Davor Banovic Davor started writing reasonably early in his life as probably most writers did. He wrote several short stories and poems. Most of it got published somewhere in mid nineties. However, with the dawn of 21st century he almost completely stopped writing. But, fortunately or not, he is back. In both his fiction and non fiction works he is trying to contribute to the development of the fragile culture of dialogue. Davor is holdig a masters degree in theology. He is employed with a software start-up so he knows to appreciate that little free time he has. He is happily married.
What do art and terrorism have in common? In what kind of trouble acreative mind can take you?
Ana is a journalist who discovers an important manuscript and a gifted cartoonist whose life is in danger. David is a philosopher and an author of a story collection about the war in Bosnia. Boris is an innovative artist. Fabian – a future cleric. Pierre is a friend.
Their stories are not ordinary. Everything about their lives is mysteriously connected with other people, and distant times and places. Every detail has many meanings, and their paths are defined by those meanings.
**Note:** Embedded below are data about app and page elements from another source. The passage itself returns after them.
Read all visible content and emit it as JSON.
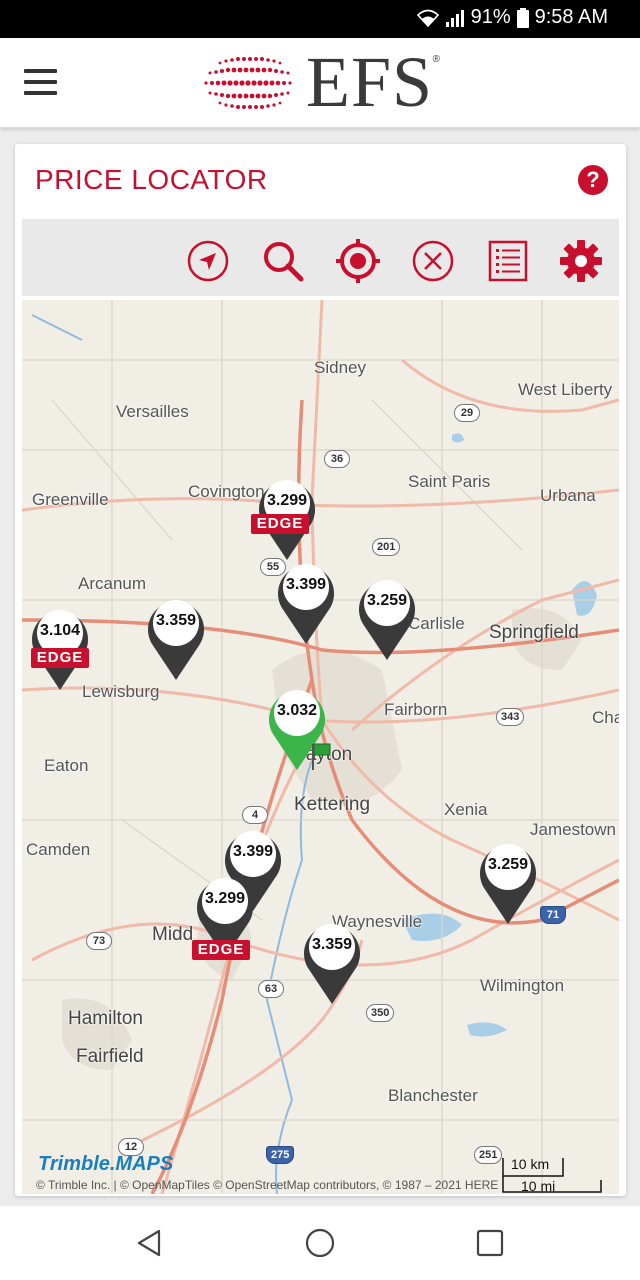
{
  "status": {
    "battery": "91%",
    "time": "9:58 AM"
  },
  "brand": {
    "logo": "EFS",
    "reg": "®"
  },
  "page": {
    "title": "PRICE LOCATOR",
    "help": "?"
  },
  "toolbar": {
    "tools": [
      "navigate-icon",
      "search-icon",
      "locate-icon",
      "clear-icon",
      "list-icon",
      "settings-icon"
    ]
  },
  "map": {
    "places": {
      "sidney": "Sidney",
      "west_liberty": "West Liberty",
      "versailles": "Versailles",
      "saint_paris": "Saint Paris",
      "greenville": "Greenville",
      "covington": "Covington",
      "urbana": "Urbana",
      "arcanum": "Arcanum",
      "carlisle": "Carlisle",
      "springfield": "Springfield",
      "lewisburg": "Lewisburg",
      "fairborn": "Fairborn",
      "cha": "Cha",
      "eaton": "Eaton",
      "dayton": "Dayton",
      "kettering": "Kettering",
      "xenia": "Xenia",
      "jamestown": "Jamestown",
      "camden": "Camden",
      "middletown": "Midd",
      "waynesville": "Waynesville",
      "wilmington": "Wilmington",
      "hamilton": "Hamilton",
      "fairfield": "Fairfield",
      "blanchester": "Blanchester"
    },
    "routes": [
      "29",
      "36",
      "201",
      "55",
      "343",
      "4",
      "73",
      "71",
      "63",
      "350",
      "251",
      "275",
      "12"
    ],
    "pins": {
      "p1": "3.299",
      "p2": "3.399",
      "p3": "3.259",
      "p4": "3.359",
      "p5": "3.104",
      "p6": "3.032",
      "p7": "3.399",
      "p8": "3.299",
      "p9": "3.359",
      "p10": "3.259"
    },
    "badges": {
      "b1": "EDGE",
      "b2": "EDGE",
      "b3": "EDGE"
    },
    "attribution": "© Trimble Inc. | © OpenMapTiles © OpenStreetMap contributors, © 1987 – 2021 HERE",
    "provider": "Trimble.MAPS",
    "scale_km": "10 km",
    "scale_mi": "10 mi"
  },
  "colors": {
    "accent": "#c8102e",
    "pin_selected": "#3bb54a"
  }
}
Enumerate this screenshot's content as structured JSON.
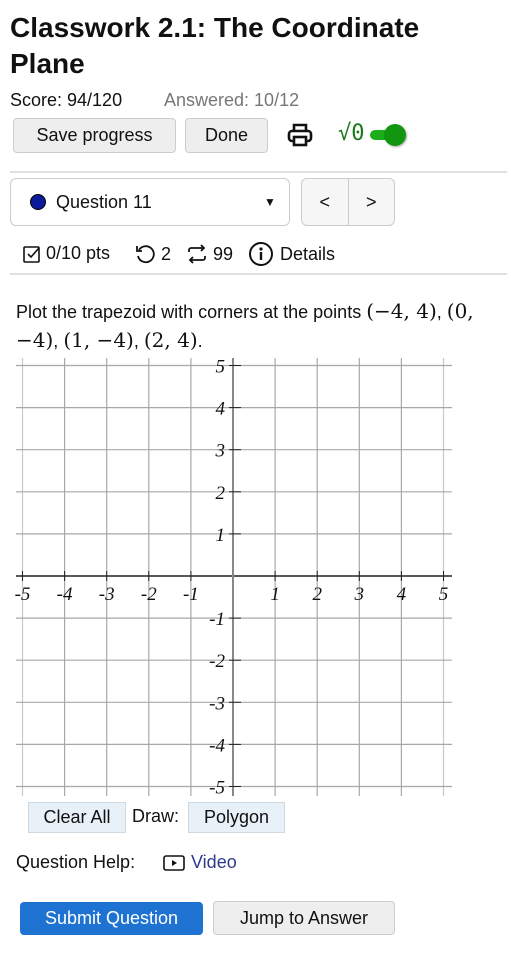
{
  "header": {
    "title": "Classwork 2.1: The Coordinate Plane",
    "score": "Score: 94/120",
    "answered": "Answered: 10/12",
    "save_label": "Save progress",
    "done_label": "Done",
    "math_toggle_label": "√0",
    "math_toggle_on": true,
    "colors": {
      "toggle": "#1a9c1a",
      "math_label": "#1a7a1a"
    }
  },
  "question_nav": {
    "selected": "Question 11",
    "status_dot_color": "#0a1a9a",
    "prev_label": "<",
    "next_label": ">"
  },
  "meta": {
    "points": "0/10 pts",
    "retries": "2",
    "attempts": "99",
    "details_label": "Details"
  },
  "question": {
    "prompt_text": "Plot the trapezoid with corners at the points",
    "points": [
      "(−4, 4)",
      "(0, −4)",
      "(1, −4)",
      "(2, 4)"
    ]
  },
  "graph": {
    "x_range": [
      -5,
      5
    ],
    "y_range": [
      -5,
      5
    ],
    "x_ticks": [
      "-5",
      "-4",
      "-3",
      "-2",
      "-1",
      "1",
      "2",
      "3",
      "4",
      "5"
    ],
    "y_ticks": [
      "5",
      "4",
      "3",
      "2",
      "1",
      "-1",
      "-2",
      "-3",
      "-4",
      "-5"
    ],
    "clear_label": "Clear All",
    "draw_label": "Draw:",
    "tool_label": "Polygon"
  },
  "help": {
    "label": "Question Help:",
    "video_label": "Video",
    "link_color": "#2e3a8c"
  },
  "actions": {
    "submit_label": "Submit Question",
    "jump_label": "Jump to Answer",
    "submit_color": "#1e73d2"
  }
}
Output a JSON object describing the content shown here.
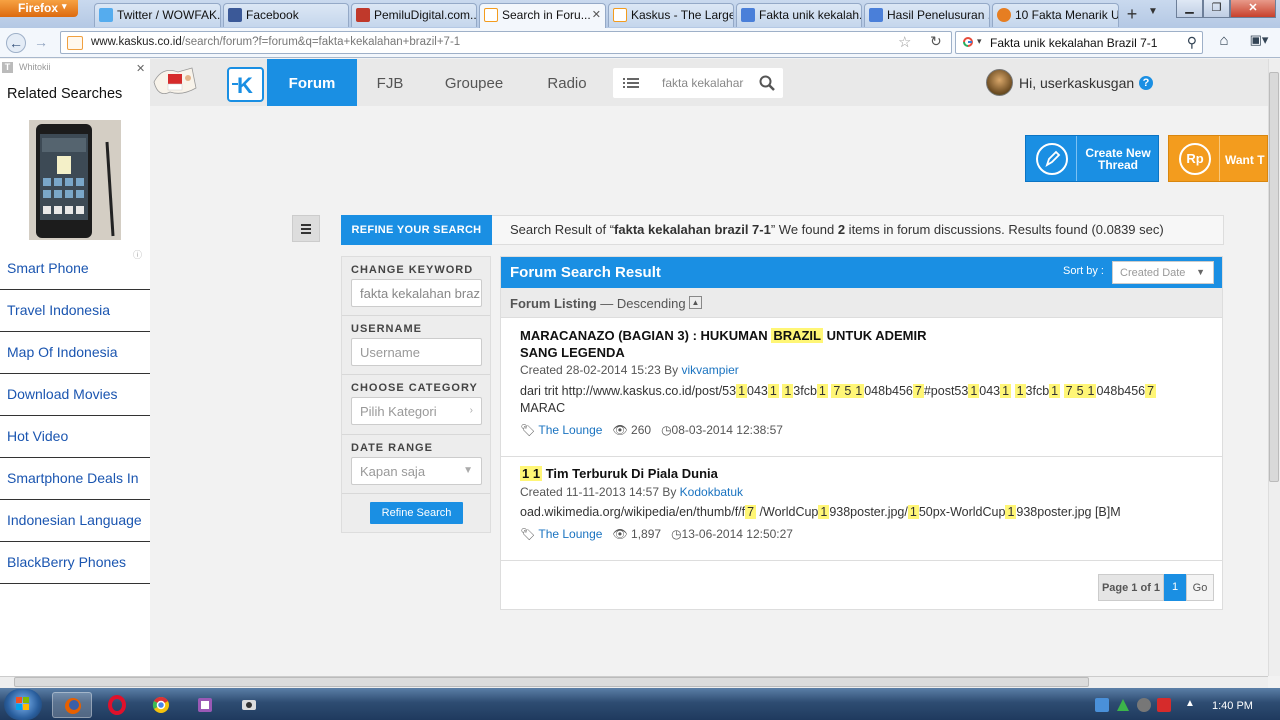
{
  "browser": {
    "firefox_label": "Firefox",
    "tabs": [
      {
        "label": "Twitter / WOWFAK...",
        "icon": "twitter-icon",
        "color": "#55acee"
      },
      {
        "label": "Facebook",
        "icon": "facebook-icon",
        "color": "#3b5998"
      },
      {
        "label": "PemiluDigital.com...",
        "icon": "pemilu-icon",
        "color": "#c0392b"
      },
      {
        "label": "Search in Foru...",
        "icon": "kaskus-icon",
        "color": "#f39c1e",
        "active": true
      },
      {
        "label": "Kaskus - The Large...",
        "icon": "kaskus-icon",
        "color": "#f39c1e"
      },
      {
        "label": "Fakta unik kekalah...",
        "icon": "google-icon",
        "color": "#4a7fd9"
      },
      {
        "label": "Hasil Penelusuran ...",
        "icon": "google-icon",
        "color": "#4a7fd9"
      },
      {
        "label": "10 Fakta Menarik U...",
        "icon": "site-icon",
        "color": "#e67e22"
      }
    ],
    "url_domain": "www.kaskus.co.id",
    "url_path": "/search/forum?f=forum&q=fakta+kekalahan+brazil+7-1",
    "search_text": "Fakta unik kekalahan Brazil 7-1"
  },
  "ad_panel": {
    "brand": "Whitokii",
    "heading": "Related Searches",
    "items": [
      "Smart Phone",
      "Travel Indonesia",
      "Map Of Indonesia",
      "Download Movies",
      "Hot Video",
      "Smartphone Deals In",
      "Indonesian Language",
      "BlackBerry Phones"
    ]
  },
  "kaskus": {
    "nav": [
      "Forum",
      "FJB",
      "Groupee",
      "Radio"
    ],
    "search_value": "fakta kekalahar",
    "greeting": "Hi, userkaskusgan",
    "create_thread": "Create New Thread",
    "want_label": "Want T",
    "want_icon_text": "Rp"
  },
  "refine": {
    "tab": "REFINE YOUR SEARCH",
    "summary_prefix": "Search Result of “",
    "query": "fakta kekalahan brazil 7-1",
    "summary_mid": "” We found ",
    "count": "2",
    "summary_suffix": " items in forum discussions. Results found (0.0839 sec)"
  },
  "filters": {
    "keyword_label": "CHANGE KEYWORD",
    "keyword_value": "fakta kekalahan braz",
    "username_label": "USERNAME",
    "username_placeholder": "Username",
    "category_label": "CHOOSE CATEGORY",
    "category_placeholder": "Pilih Kategori",
    "date_label": "DATE RANGE",
    "date_placeholder": "Kapan saja",
    "button": "Refine Search"
  },
  "results": {
    "title": "Forum Search Result",
    "sort_label": "Sort by :",
    "sort_value": "Created Date",
    "listing_label": "Forum Listing",
    "listing_order": " — Descending",
    "items": [
      {
        "title_a": "MARACANAZO (BAGIAN 3) : HUKUMAN ",
        "title_hl": "BRAZIL",
        "title_b": " UNTUK ADEMIR",
        "title_c": "SANG LEGENDA",
        "created": "Created 28-02-2014 15:23 By ",
        "user": "vikvampier",
        "snippet_parts": [
          "dari trit http://www.kaskus.co.id/post/53",
          "1",
          "043",
          "1",
          " ",
          "1",
          "3fcb",
          "1",
          " ",
          "7",
          "5",
          "1",
          "048b456",
          "7",
          "#post53",
          "1",
          "043",
          "1",
          " ",
          "1",
          "3fcb",
          "1",
          " ",
          "7",
          "5",
          "1",
          "048b456",
          "7"
        ],
        "snippet_line2": "MARAC",
        "category": "The Lounge",
        "views": "260",
        "last": "08-03-2014 12:38:57"
      },
      {
        "title_hl": "1 1",
        "title_b": " Tim Terburuk Di Piala Dunia",
        "created": "Created 11-11-2013 14:57 By ",
        "user": "Kodokbatuk",
        "snippet_parts": [
          "oad.wikimedia.org/wikipedia/en/thumb/f/f",
          "7",
          " /WorldCup",
          "1",
          "938poster.jpg/",
          "1",
          "50px-WorldCup",
          "1",
          "938poster.jpg [B]M"
        ],
        "category": "The Lounge",
        "views": "1,897",
        "last": "13-06-2014 12:50:27"
      }
    ],
    "page_label": "Page 1 of 1",
    "current_page": "1",
    "go_label": "Go"
  },
  "taskbar": {
    "clock": "1:40 PM"
  },
  "colors": {
    "kaskus_blue": "#1a8fe3",
    "kaskus_orange": "#f39c1e",
    "highlight": "#fff676",
    "link_blue": "#1a73c0"
  }
}
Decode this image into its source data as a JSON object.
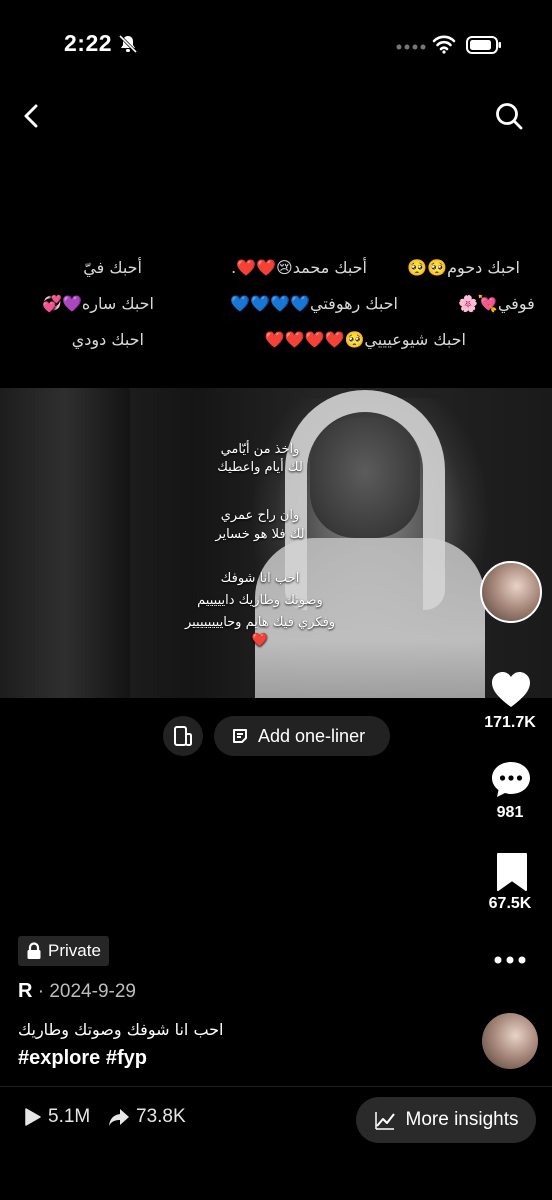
{
  "status_bar": {
    "time": "2:22"
  },
  "header_overlay_lines": [
    {
      "text": "احبك دحوم🥺🥺",
      "slot": "r1c1"
    },
    {
      "text": "أحبك محمد😢❤️❤️.",
      "slot": "r1c2"
    },
    {
      "text": "أحبك فيّ",
      "slot": "r1c3"
    },
    {
      "text": "احبك رهوفتي💙💙💙💙",
      "slot": "r2c1"
    },
    {
      "text": "احبك ساره💜💞",
      "slot": "r2c2"
    },
    {
      "text": "🌸💘فوفي",
      "slot": "r2c3"
    },
    {
      "text": "احبك شيوعيييي🥺❤️❤️❤️❤️",
      "slot": "r3c1"
    },
    {
      "text": "احبك دودي",
      "slot": "r3c2"
    }
  ],
  "video_text": {
    "l1": "واخذ من أيّامي",
    "l2": "لك أيام واعطيك",
    "l3": "وان راح عمري",
    "l4": "لك فلا هو خساير",
    "l5": "احب انا شوفك",
    "l6": "وصوتك وطاريك دايييييم",
    "l7": "وفكري فيك هايم وحايييييييير",
    "l8": "❤️"
  },
  "actions": {
    "one_liner_label": "Add one-liner",
    "likes": "171.7K",
    "comments": "981",
    "saves": "67.5K"
  },
  "post": {
    "privacy": "Private",
    "author": "R",
    "date": "2024-9-29",
    "caption": "احب انا شوفك وصوتك وطاريك",
    "hashtags": "#explore #fyp"
  },
  "footer": {
    "plays": "5.1M",
    "shares": "73.8K",
    "insights_label": "More insights"
  }
}
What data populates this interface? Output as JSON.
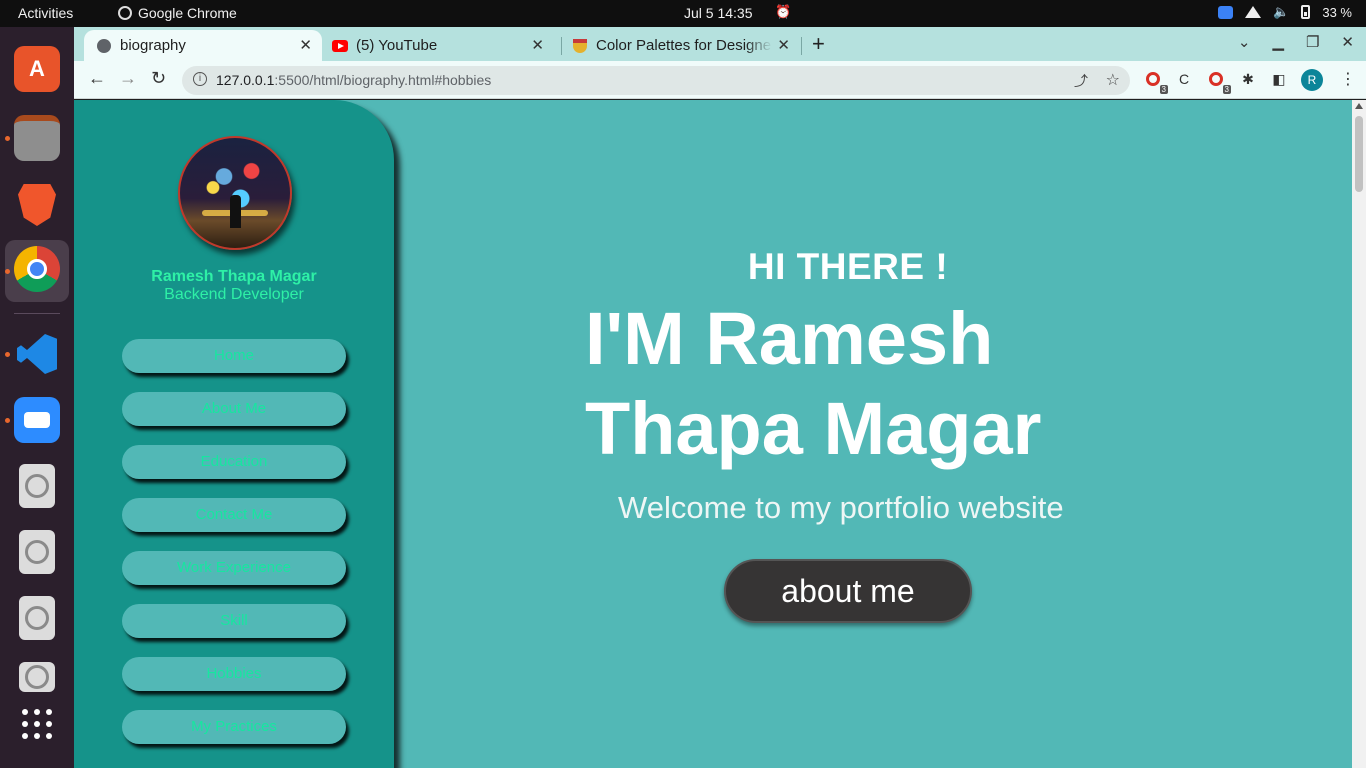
{
  "system": {
    "activities": "Activities",
    "app_name": "Google Chrome",
    "clock": "Jul 5  14:35",
    "battery": "33 %"
  },
  "browser": {
    "tabs": [
      {
        "title": "biography",
        "active": true
      },
      {
        "title": "(5) YouTube",
        "active": false
      },
      {
        "title": "Color Palettes for Designers",
        "active": false
      }
    ],
    "url_host": "127.0.0.1",
    "url_path": ":5500/html/biography.html#hobbies",
    "profile_initial": "R",
    "ext_badge_1": "3",
    "ext_badge_2": "3"
  },
  "sidebar": {
    "name": "Ramesh Thapa Magar",
    "role": "Backend Developer",
    "nav": [
      {
        "label": "Home"
      },
      {
        "label": "About Me"
      },
      {
        "label": "Education"
      },
      {
        "label": "Contact Me"
      },
      {
        "label": "Work Experience"
      },
      {
        "label": "Skill"
      },
      {
        "label": "Hobbies"
      },
      {
        "label": "My Practices"
      }
    ]
  },
  "hero": {
    "greeting": "HI THERE !",
    "headline_line1": "I'M Ramesh",
    "headline_line2": "Thapa Magar",
    "subtitle": "Welcome to my portfolio website",
    "cta_label": "about me"
  },
  "colors": {
    "page_bg": "#52b8b6",
    "sidebar_bg": "#15938a",
    "nav_text": "#17e6a0",
    "cta_bg": "#363434"
  }
}
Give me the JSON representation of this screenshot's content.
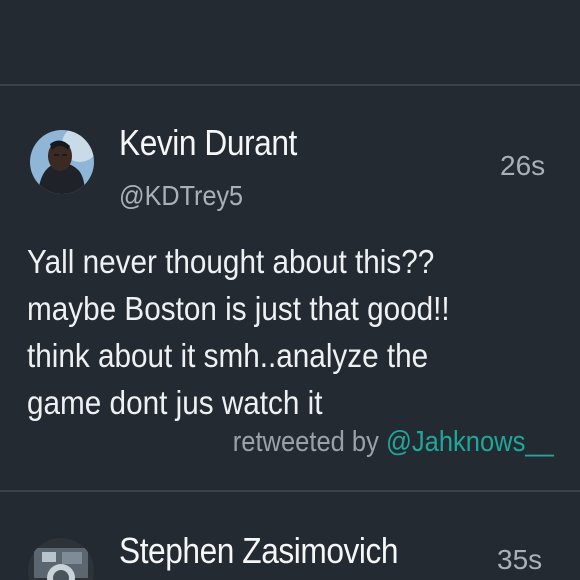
{
  "tweets": [
    {
      "name": "Kevin Durant",
      "handle": "@KDTrey5",
      "time": "26s",
      "text_lines": [
        "Yall never thought about this??",
        "maybe Boston is just that good!!",
        "think about it smh..analyze the",
        "game dont jus watch it"
      ],
      "retweet_prefix": "retweeted by ",
      "retweet_user": "@Jahknows__"
    },
    {
      "name": "Stephen Zasimovich",
      "time": "35s"
    }
  ],
  "colors": {
    "background": "#242a31",
    "divider": "#3a4149",
    "secondary_text": "#a9b0b7",
    "link": "#1ea79a"
  }
}
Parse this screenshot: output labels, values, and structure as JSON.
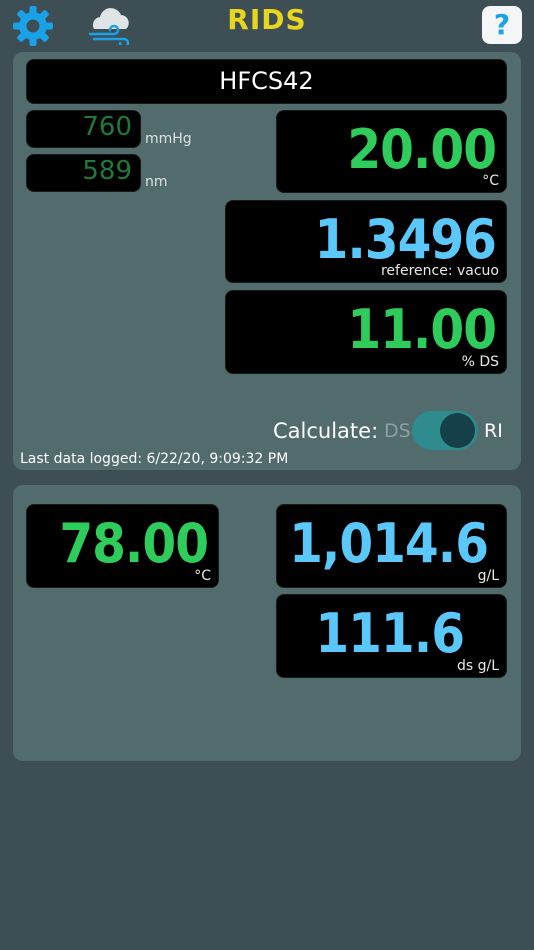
{
  "header": {
    "title": "RIDS",
    "settings_icon": "gear-icon",
    "weather_icon": "cloud-wind-icon",
    "help_label": "?"
  },
  "colors": {
    "title": "#e8d51e",
    "accent_blue": "#1aa2e8",
    "value_green": "#2ecc5a",
    "value_blue": "#5ac8fa"
  },
  "top": {
    "product": "HFCS42",
    "pressure": {
      "value": "760",
      "unit": "mmHg"
    },
    "wavelength": {
      "value": "589",
      "unit": "nm"
    },
    "temperature": {
      "value": "20.00",
      "unit": "°C"
    },
    "refractive_index": {
      "value": "1.3496",
      "unit": "reference:  vacuo"
    },
    "dissolved_solids": {
      "value": "11.00",
      "unit": "% DS"
    },
    "calculate_label": "Calculate:",
    "toggle_left": "DS",
    "toggle_right": "RI",
    "toggle_selected": "RI",
    "last_logged": "Last data logged:  6/22/20, 9:09:32 PM"
  },
  "bottom": {
    "temperature": {
      "value": "78.00",
      "unit": "°C"
    },
    "density": {
      "value": "1,014.6",
      "unit": "g/L"
    },
    "ds_density": {
      "value": "111.6",
      "unit": "ds g/L"
    }
  }
}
They will take you to the streets of Zagreb, through the basements and art studios, to a book fair and an explosive factory. They will lead you into a secret society quarters, an interrogation room at the Russian border, and eventually to Paris.
You’ll walk near the battlefield, through a gay parade, and into the target of a terrorist attack.
Disguised as the main characters’ journey through the time and places, this actually is a fascinating semantic journey. Things around you will never look the same again.
They were strolling down the capital sidewalks. The city was unusually crowded for this time of year; Midsummer. Walking in groups is funny; impossible to engage in conversation with all in the same time, David thought while trying to decide whether to talk to Jakov and the other Jakov about the weather or to Mihael and Denis about perils of work in the fashion industry.
"I was not always a soldier, you know," said the soldier while slowing down to accommodate the traffic speed in the village they were passing through. "I am actually a carpenter." David, a seasoned hitchhiker, was sitting at the co-driver's seat. He nodded. Silent.
Ransacking through the books at book fairs was his hobby. You never know what gem you can dig and for a reasonable price too. However, books by this particular seller didn't look promising at all. They are mostly cheap fiction and books about knitting.